Excerpts from an interface dataset:
+++++
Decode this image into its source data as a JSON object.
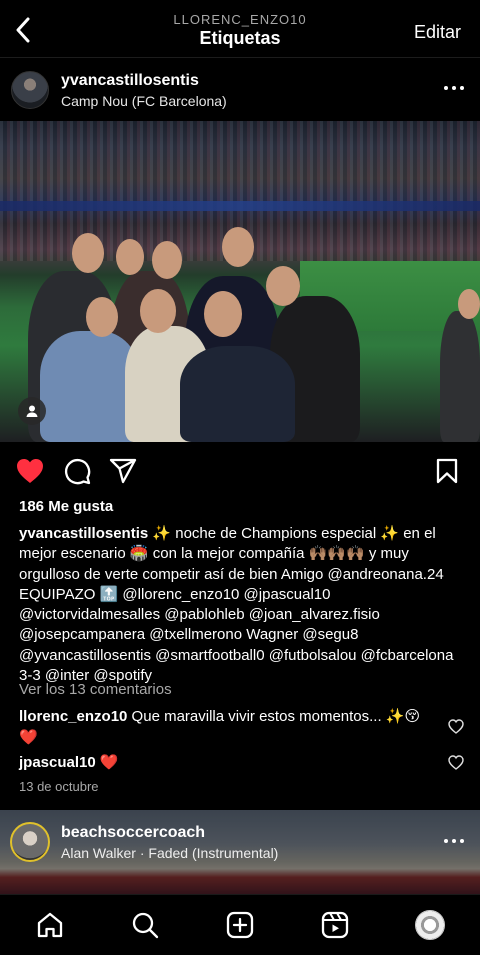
{
  "header": {
    "subtitle": "LLORENC_ENZO10",
    "title": "Etiquetas",
    "edit_label": "Editar"
  },
  "post": {
    "username": "yvancastillosentis",
    "location": "Camp Nou (FC Barcelona)",
    "likes": "186 Me gusta",
    "caption_user": "yvancastillosentis",
    "caption_text": " ✨ noche de Champions especial ✨ en el mejor escenario 🏟️ con la mejor compañía 🙌🏽🙌🏽🙌🏽 y muy orgulloso de verte competir así de bien Amigo @andreonana.24 EQUIPAZO 🔝 @llorenc_enzo10 @jpascual10 @victorvidalmesalles @pablohleb @joan_alvarez.fisio @josepcampanera @txellmerono Wagner @segu8 @yvancastillosentis @smartfootball0 @futbolsalou @fcbarcelona 3-3 @inter @spotify",
    "view_comments": "Ver los 13 comentarios",
    "comments": [
      {
        "user": "llorenc_enzo10",
        "text": " Que maravilla vivir estos momentos... ✨😚❤️"
      },
      {
        "user": "jpascual10",
        "text": " ❤️"
      }
    ],
    "date": "13 de octubre"
  },
  "next_post": {
    "username": "beachsoccercoach",
    "song": "Alan Walker · Faded (Instrumental)"
  },
  "colors": {
    "like_red": "#ff3040",
    "secondary_text": "#a8a8a8"
  },
  "icons": {
    "back": "chevron-left-icon",
    "like": "heart-filled-icon",
    "comment": "comment-bubble-icon",
    "share": "paper-plane-icon",
    "save": "bookmark-icon",
    "tag": "person-tag-icon",
    "nav": [
      "home-icon",
      "search-icon",
      "create-plus-icon",
      "reels-icon",
      "profile-avatar"
    ]
  }
}
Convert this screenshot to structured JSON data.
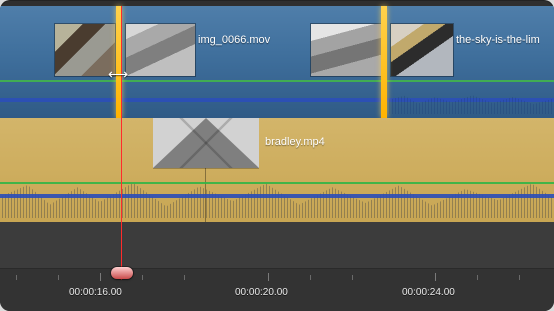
{
  "timeline": {
    "top_track": {
      "clip_names": [
        "img_0066.mov",
        "the-sky-is-the-lim"
      ]
    },
    "bottom_track": {
      "clip_name": "bradley.mp4"
    },
    "ruler": {
      "labels": [
        "00:00:16.00",
        "00:00:20.00",
        "00:00:24.00"
      ]
    }
  },
  "colors": {
    "video_track_blue": "#355f86",
    "av_track_gold": "#c9a85a",
    "playhead_red": "#ff2b2b",
    "highlight_yellow": "#ffd24d",
    "waveform_green": "#43b54d",
    "waveform_blue": "#2b4fb8"
  },
  "icons": {
    "trim_cursor": "trim-resize-cursor-icon"
  }
}
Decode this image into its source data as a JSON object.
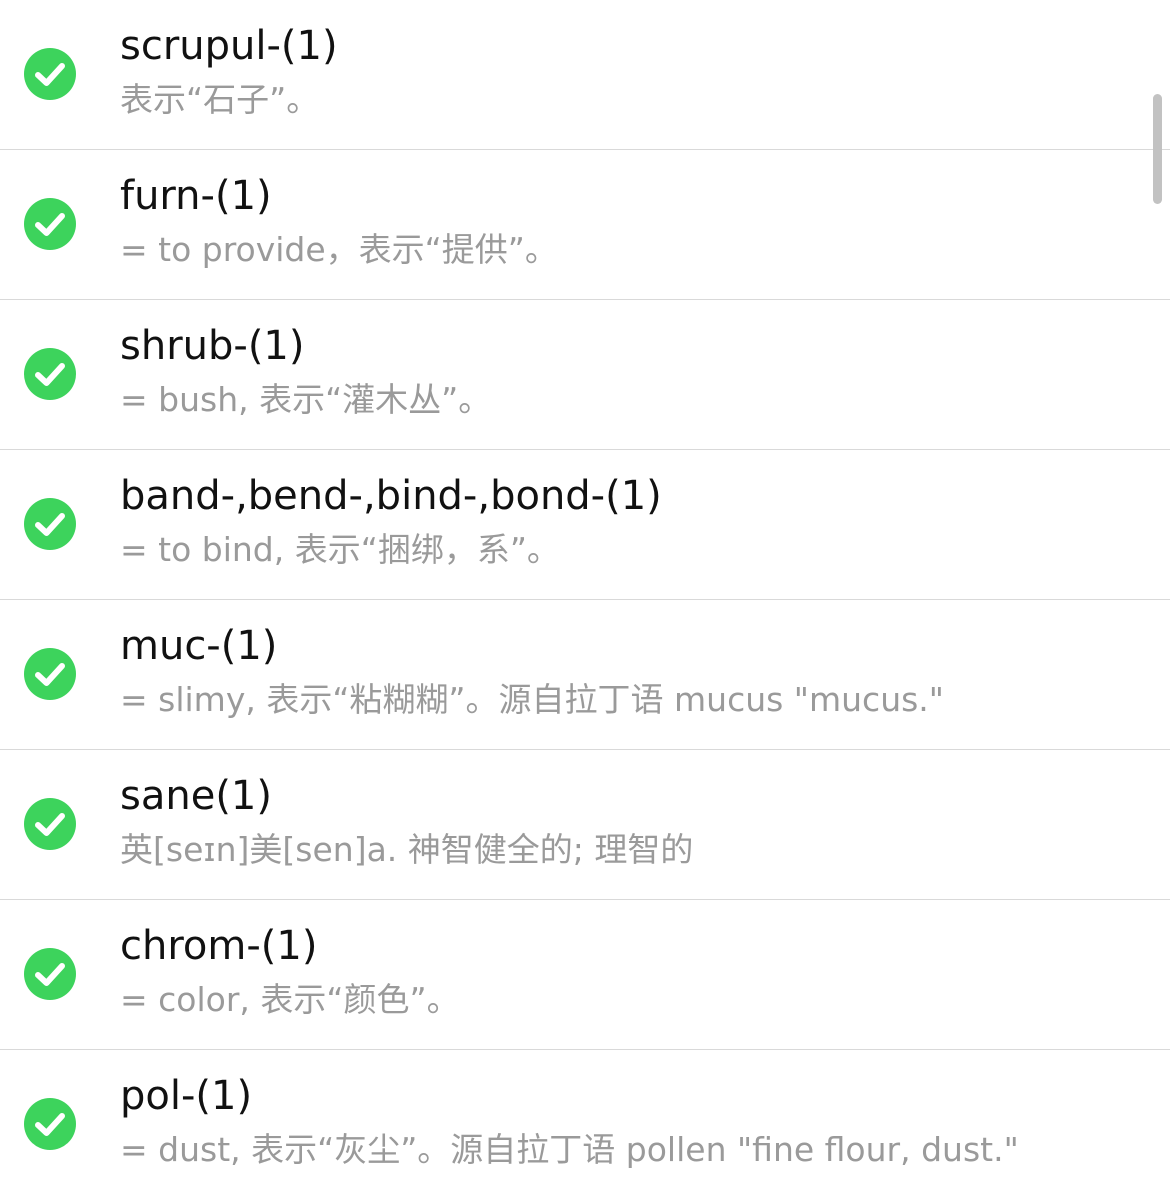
{
  "colors": {
    "check": "#3dd35c",
    "term": "#111111",
    "definition": "#9a9a9a",
    "divider": "#d9d9d9"
  },
  "items": [
    {
      "term": "scrupul-(1)",
      "definition": "表示“石子”。",
      "icon": "check-circle-icon"
    },
    {
      "term": "furn-(1)",
      "definition": "= to provide，表示“提供”。",
      "icon": "check-circle-icon"
    },
    {
      "term": "shrub-(1)",
      "definition": "= bush, 表示“灌木丛”。",
      "icon": "check-circle-icon"
    },
    {
      "term": "band-,bend-,bind-,bond-(1)",
      "definition": "= to bind, 表示“捆绑，系”。",
      "icon": "check-circle-icon"
    },
    {
      "term": "muc-(1)",
      "definition": "= slimy, 表示“粘糊糊”。源自拉丁语 mucus \"mucus.\"",
      "icon": "check-circle-icon"
    },
    {
      "term": "sane(1)",
      "definition": "英[seɪn]美[sen]a. 神智健全的; 理智的",
      "icon": "check-circle-icon"
    },
    {
      "term": "chrom-(1)",
      "definition": "= color, 表示“颜色”。",
      "icon": "check-circle-icon"
    },
    {
      "term": "pol-(1)",
      "definition": "= dust, 表示“灰尘”。源自拉丁语 pollen \"fine flour, dust.\"",
      "icon": "check-circle-icon"
    }
  ]
}
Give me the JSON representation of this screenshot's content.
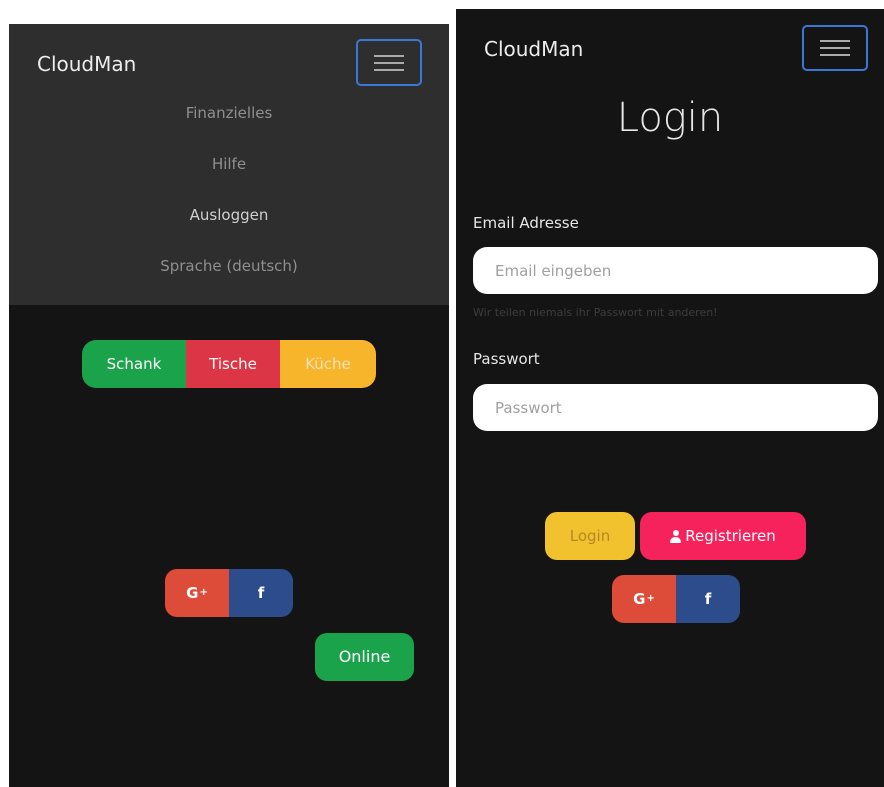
{
  "left_screen": {
    "navbar": {
      "brand": "CloudMan",
      "menu_items": [
        {
          "label": "Finanzielles",
          "active": false
        },
        {
          "label": "Hilfe",
          "active": false
        },
        {
          "label": "Ausloggen",
          "active": true
        },
        {
          "label": "Sprache (deutsch)",
          "active": false
        }
      ],
      "toggler_icon": "hamburger-icon"
    },
    "segmented_buttons": [
      {
        "label": "Schank",
        "color": "#1aa34a"
      },
      {
        "label": "Tische",
        "color": "#dc3545"
      },
      {
        "label": "Küche",
        "color": "#f7b52b"
      }
    ],
    "social": {
      "google_plus_label": "G",
      "google_plus_suffix": "+",
      "facebook_label": "f"
    },
    "online_button": {
      "label": "Online",
      "color": "#1aa34a"
    }
  },
  "right_screen": {
    "navbar": {
      "brand": "CloudMan",
      "toggler_icon": "hamburger-icon"
    },
    "title": "Login",
    "email": {
      "label": "Email Adresse",
      "placeholder": "Email eingeben",
      "value": "",
      "help": "Wir teilen niemals ihr Passwort mit anderen!"
    },
    "password": {
      "label": "Passwort",
      "placeholder": "Passwort",
      "value": ""
    },
    "login_button": {
      "label": "Login",
      "color": "#f2c12e"
    },
    "register_button": {
      "label": "Registrieren",
      "icon": "user-icon",
      "color": "#f5225b"
    },
    "social": {
      "google_plus_label": "G",
      "google_plus_suffix": "+",
      "facebook_label": "f"
    }
  },
  "colors": {
    "panel_bg": "#141414",
    "navbar_bg": "#2e2e2e",
    "toggler_border": "#3a78d8",
    "google_plus": "#dd4b39",
    "facebook": "#2d4c8c"
  }
}
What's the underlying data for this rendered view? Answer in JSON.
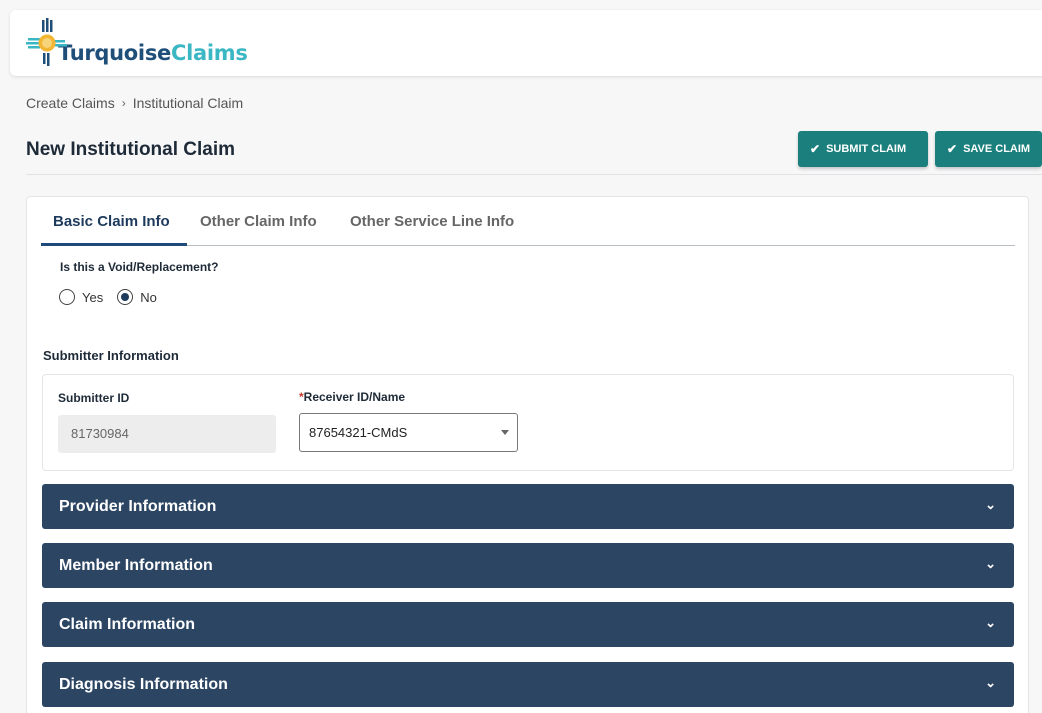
{
  "app": {
    "logo_text_part1": "Turquoise",
    "logo_text_part2": "Claims"
  },
  "breadcrumb": {
    "items": [
      "Create Claims",
      "Institutional Claim"
    ],
    "separator": "›"
  },
  "page": {
    "title": "New Institutional Claim"
  },
  "actions": {
    "submit_label": "SUBMIT CLAIM",
    "save_label": "SAVE CLAIM",
    "accent_color": "#1a7f7d"
  },
  "tabs": [
    {
      "label": "Basic Claim Info",
      "active": true
    },
    {
      "label": "Other Claim Info",
      "active": false
    },
    {
      "label": "Other Service Line Info",
      "active": false
    }
  ],
  "void_replacement": {
    "question": "Is this a Void/Replacement?",
    "options": [
      "Yes",
      "No"
    ],
    "selected": "No"
  },
  "submitter": {
    "section_title": "Submitter Information",
    "submitter_id_label": "Submitter ID",
    "submitter_id_value": "81730984",
    "receiver_required_mark": "*",
    "receiver_label": "Receiver ID/Name",
    "receiver_value": "87654321-CMdS"
  },
  "sections": [
    "Provider Information",
    "Member Information",
    "Claim Information",
    "Diagnosis Information"
  ],
  "colors": {
    "section_header_bg": "#2c4563",
    "logo_navy": "#1f4e79",
    "logo_teal": "#3bb7c4"
  }
}
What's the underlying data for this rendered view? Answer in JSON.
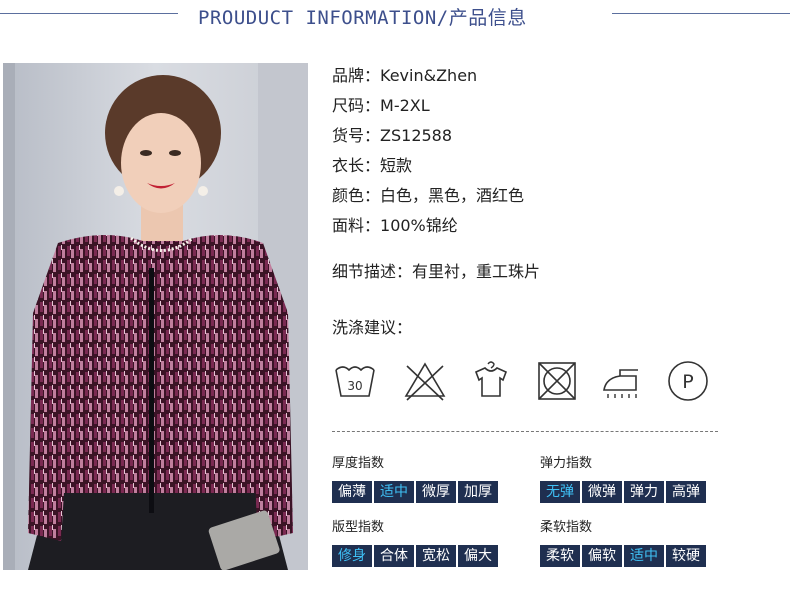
{
  "header": {
    "title": "PROUDUCT INFORMATION/产品信息"
  },
  "info": [
    {
      "label": "品牌：",
      "value": "Kevin&Zhen"
    },
    {
      "label": "尺码：",
      "value": "M-2XL"
    },
    {
      "label": "货号：",
      "value": "ZS12588"
    },
    {
      "label": "衣长：",
      "value": "短款"
    },
    {
      "label": "颜色：",
      "value": "白色，黑色，酒红色"
    },
    {
      "label": "面料：",
      "value": "100%锦纶"
    }
  ],
  "detail": {
    "label": "细节描述：",
    "value": "有里衬，重工珠片"
  },
  "wash": {
    "title": "洗涤建议：",
    "icons": [
      "wash-30-icon",
      "no-bleach-icon",
      "hang-dry-icon",
      "no-tumble-dry-icon",
      "iron-icon",
      "dry-clean-p-icon"
    ],
    "temp": "30",
    "p": "P"
  },
  "indices": {
    "thickness": {
      "label": "厚度指数",
      "options": [
        "偏薄",
        "适中",
        "微厚",
        "加厚"
      ],
      "selected": 1
    },
    "elasticity": {
      "label": "弹力指数",
      "options": [
        "无弹",
        "微弹",
        "弹力",
        "高弹"
      ],
      "selected": 0
    },
    "fit": {
      "label": "版型指数",
      "options": [
        "修身",
        "合体",
        "宽松",
        "偏大"
      ],
      "selected": 0
    },
    "softness": {
      "label": "柔软指数",
      "options": [
        "柔软",
        "偏软",
        "适中",
        "较硬"
      ],
      "selected": 2
    }
  },
  "colors": {
    "accent": "#3d4f8c",
    "tag_bg": "#1f2f50",
    "tag_selected": "#3fc0f5",
    "garment": "#4a1b30"
  }
}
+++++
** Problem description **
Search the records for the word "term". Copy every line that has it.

** Answer area **
    "term": "#111111",
      "term": "scrupul-(1)",
      "term": "furn-(1)",
      "term": "shrub-(1)",
      "term": "band-,bend-,bind-,bond-(1)",
      "term": "muc-(1)",
      "term": "sane(1)",
      "term": "chrom-(1)",
      "term": "pol-(1)",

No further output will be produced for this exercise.